Data extracted from a collection
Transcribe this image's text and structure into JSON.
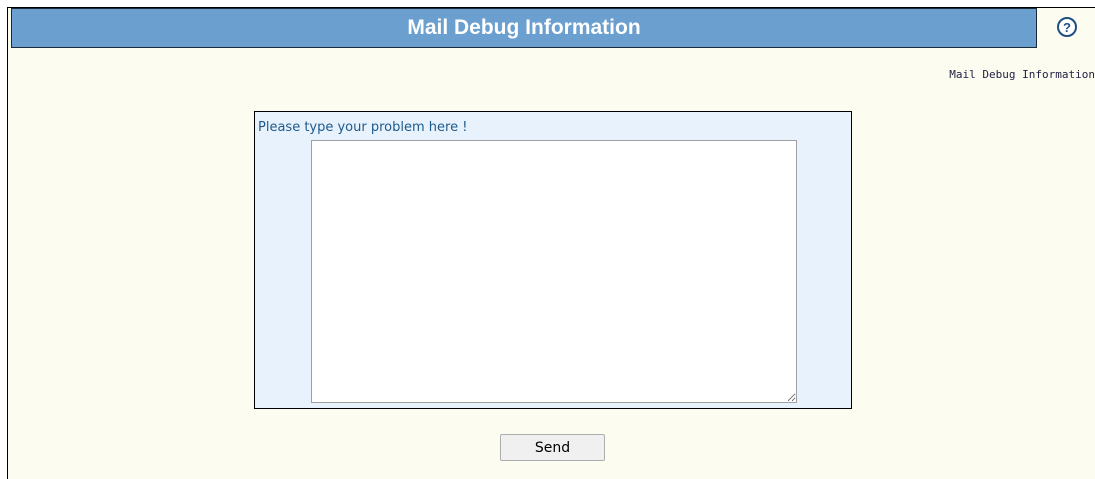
{
  "header": {
    "title": "Mail Debug Information",
    "help_icon": "question-circle-icon",
    "help_glyph": "?"
  },
  "breadcrumb": {
    "text": "Mail Debug Information"
  },
  "form": {
    "prompt_label": "Please type your problem here !",
    "textarea_value": "",
    "send_label": "Send"
  },
  "colors": {
    "title_bar": "#6a9fd0",
    "page_background": "#fcfcf0",
    "form_background": "#e8f2fc",
    "prompt_text": "#1d5a8c"
  }
}
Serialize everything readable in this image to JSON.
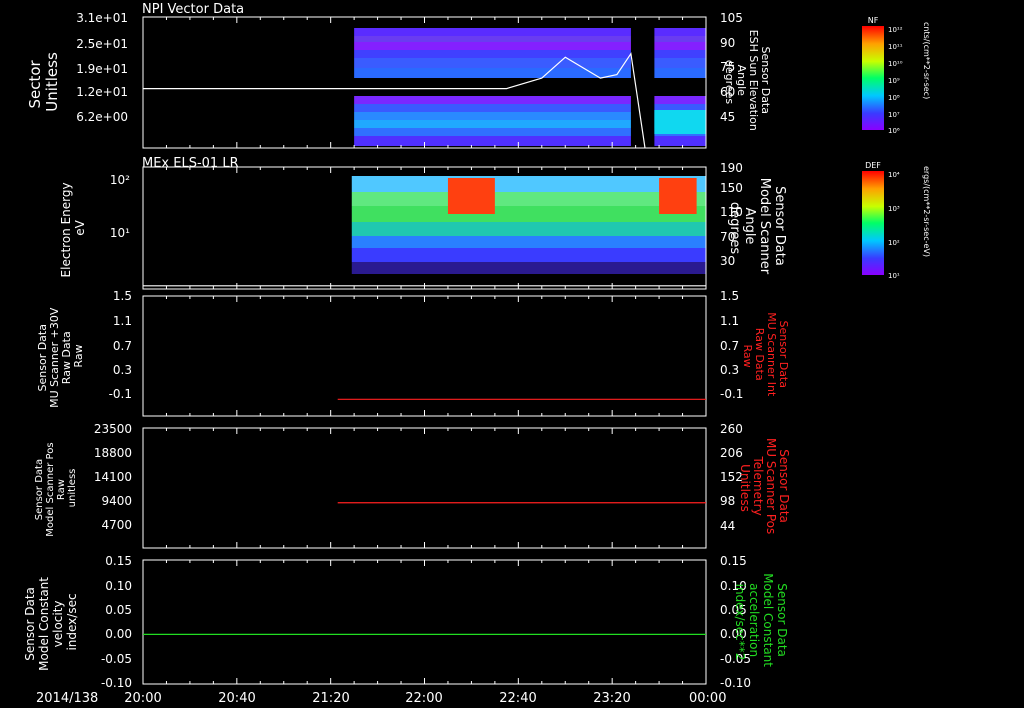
{
  "date_label": "2014/138",
  "time_ticks": [
    "20:00",
    "20:40",
    "21:20",
    "22:00",
    "22:40",
    "23:20",
    "00:00"
  ],
  "colors": {
    "background": "#000000",
    "axis": "#ffffff",
    "red": "#ff2020",
    "green": "#22dd22"
  },
  "chart_data": [
    {
      "type": "heatmap",
      "title": "NPI Vector Data",
      "ylabel": [
        "Sector",
        "Unitless"
      ],
      "yticks": [
        "3.1e+01",
        "2.5e+01",
        "1.9e+01",
        "1.2e+01",
        "6.2e+00"
      ],
      "right_ylabel": [
        "Sensor Data",
        "ESH Sun Elevation",
        "Angle",
        "degrees"
      ],
      "right_yticks": [
        "105",
        "90",
        "75",
        "60",
        "45"
      ],
      "right_ylim": [
        30,
        105
      ],
      "data_start": "21:30",
      "data_gap": [
        "23:28",
        "23:38"
      ],
      "colorbar": {
        "label": "NF",
        "unit": "cnts/(cm**2-sr-sec)",
        "ticks": [
          "10¹²",
          "10¹¹",
          "10¹⁰",
          "10⁹",
          "10⁸",
          "10⁷",
          "10⁶"
        ]
      },
      "series": [
        {
          "x": [
            "20:00",
            "22:35",
            "22:50",
            "23:00",
            "23:15",
            "23:22",
            "23:28",
            "23:34"
          ],
          "y": [
            64,
            64,
            70,
            82,
            70,
            72,
            84,
            30
          ]
        }
      ]
    },
    {
      "type": "heatmap",
      "title": "MEx ELS-01 LR",
      "ylabel": [
        "Electron Energy",
        "eV"
      ],
      "yticks": [
        "10²",
        "10¹"
      ],
      "ylim_log": [
        0.3,
        2.2
      ],
      "right_ylabel": [
        "Sensor Data",
        "Model Scanner",
        "Angle",
        "degrees"
      ],
      "right_yticks": [
        "190",
        "150",
        "110",
        "70",
        "30"
      ],
      "right_ylim": [
        0,
        190
      ],
      "data_start": "21:29",
      "bursts": [
        [
          "22:10",
          "22:30"
        ],
        [
          "23:40",
          "23:56"
        ]
      ],
      "colorbar": {
        "label": "DEF",
        "unit": "ergs/(cm**2-sr-sec-eV)",
        "ticks": [
          "10⁴",
          "10³",
          "10²",
          "10¹"
        ]
      },
      "series": [
        {
          "x": [
            "20:00",
            "00:00"
          ],
          "y": [
            5,
            5
          ]
        }
      ]
    },
    {
      "type": "line",
      "ylabel": [
        "Sensor Data",
        "MU Scanner +30V",
        "Raw Data",
        "Raw"
      ],
      "yticks": [
        "1.5",
        "1.1",
        "0.7",
        "0.3",
        "-0.1"
      ],
      "ylim": [
        -0.3,
        1.5
      ],
      "right_ylabel": [
        "Sensor Data",
        "MU Scanner Int",
        "Raw Data",
        "Raw"
      ],
      "right_yticks": [
        "1.5",
        "1.1",
        "0.7",
        "0.3",
        "-0.1"
      ],
      "series": [
        {
          "x": [
            "21:23",
            "00:00"
          ],
          "y": [
            -0.05,
            -0.05
          ]
        }
      ]
    },
    {
      "type": "line",
      "ylabel": [
        "Sensor Data",
        "Model Scanner Pos",
        "Raw",
        "unitless"
      ],
      "yticks": [
        "23500",
        "18800",
        "14100",
        "9400",
        "4700"
      ],
      "ylim": [
        0,
        23500
      ],
      "right_ylabel": [
        "Sensor Data",
        "MU Scanner Pos",
        "Telemetry",
        "Unitless"
      ],
      "right_yticks": [
        "260",
        "206",
        "152",
        "98",
        "44"
      ],
      "right_ylim": [
        0,
        260
      ],
      "series": [
        {
          "x": [
            "21:23",
            "00:00"
          ],
          "y": [
            98,
            98
          ]
        }
      ]
    },
    {
      "type": "line",
      "ylabel": [
        "Sensor Data",
        "Model Constant",
        "velocity",
        "index/sec"
      ],
      "yticks": [
        "0.15",
        "0.10",
        "0.05",
        "0.00",
        "-0.05",
        "-0.10"
      ],
      "ylim": [
        -0.1,
        0.15
      ],
      "right_ylabel": [
        "Sensor Data",
        "Model Constant",
        "acceleration",
        "index/sec**2"
      ],
      "right_yticks": [
        "0.15",
        "0.10",
        "0.05",
        "0.00",
        "-0.05",
        "-0.10"
      ],
      "series": [
        {
          "x": [
            "20:00",
            "00:00"
          ],
          "y": [
            0,
            0
          ]
        }
      ]
    }
  ]
}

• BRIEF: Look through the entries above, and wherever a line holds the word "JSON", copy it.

• COMPLETED EXERCISE:
Transcribe this image's text and structure into JSON.
Serialize everything readable in this image to JSON.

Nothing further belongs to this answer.